I’m referring to short-term losses, over periods as long as a year, if not more. Even advisers with the very best long-term records regularly lose money in many calendar years along the way.
That sobering truth was confirmed by a recent Hulbert Financial Digest study of the more than 1,000 newsletter model portfolios whose performances it has audited over the last four decades. The study focused on just the small minority of these portfolios that beat the Standard & Poor's 500 index over any 20-year period since 1980. It found that, on average, these market beaters still lost money in 1 of every 4 years and lagged the S&P 500 in 1 of every 2 years.
And remember that these statistics apply to the very best advisers. Others did even worse.
You might object that losses aren’t inevitable for an adviser who always recommends money markets or short-term bond funds. But such an adviser will pay a high price for doing so, since he will lag the stock market in the majority of calendar years. None of the 1000-plus portfolios in the Hulbert Financial Digest database has come close to beating the stock market in every single year.
Another objection I often hear is that the investment newsletter industry is unrepresentative of Wall Street’s professional money managers, who presumably really know what they’re doing. But at least in regards to the frequency of short-term losses and market-lagging returns, those managers do no better.
Consider a study conducted several years ago by Brandes Investment Partners, a money management firm based in San Diego. The study analyzed actively-managed U.S. equity mutual funds in the Morningstar database that had beaten the S&P 500 over a 10-year period. It found that “all of them underperformed the Index substantially during shorter periods within the decade.”

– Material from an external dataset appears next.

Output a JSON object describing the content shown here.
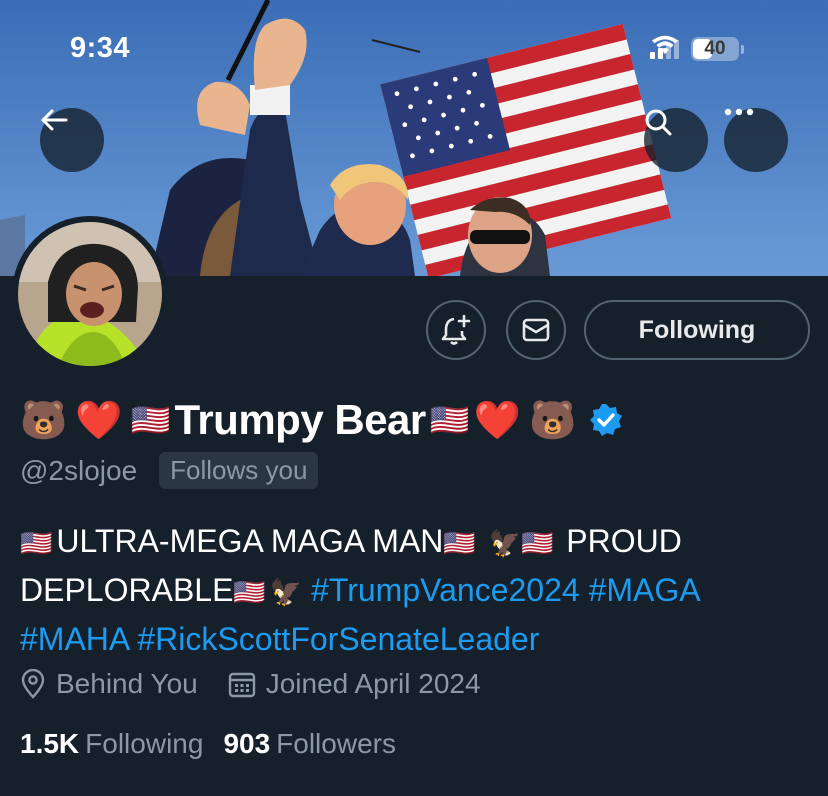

Even Warren Buffett, CEO of Berkshire Hathaway and considered the most successful investor alive today, has suffered numerous bouts of short-term market-lagging returns. The book value of his firm has lagged the S&P 500 in nine of the last 20 calendar years, for example, a proportion that is virtually identical to what was found among the best investment newsletters.
Clearly, then, you shouldn’t use short-term losses or market-lagging returns as the basis for firing your investment adviser. Most investors who nevertheless do so compound their error by switching from the adviser at the bottom of the short-term performance scoreboards to the one at the top. The folly of that approach is illustrated by the awful performance of a strategy that, each year for the last four decades, invested in the top performing investment newsletter portfolio from the previous calendar year. This investor would have lost more than 90%, according to the Hulbert Financial Digest.
Clearly, we need to shift our focus away from the short-term winners and losers towards those who beat the market over the very long term. Though there is no magical minimum threshold for how many years this long term should encompass, I recommend to clients that it be at least 15 years.
Once you have chosen an adviser, be sure to stick with him even if he lags the market over a year or two, or even loses money. The rule of thumb I recommend: Fire your adviser only when you would no longer choose him if you were to freshly reapply the same criteria that led you to choose him in the first place. For example, if you chose an adviser because he beat the market over the trailing 15 years, then you’d fire him only if he no longer was ahead of the market over the trailing 15 years. That’s unlikely to be the case even after a couple years of disappointing performance.
That seems like a lot to ask, and it is. But the alternative is guaranteed to lead to long-term market-lagging returns, if not outright losses.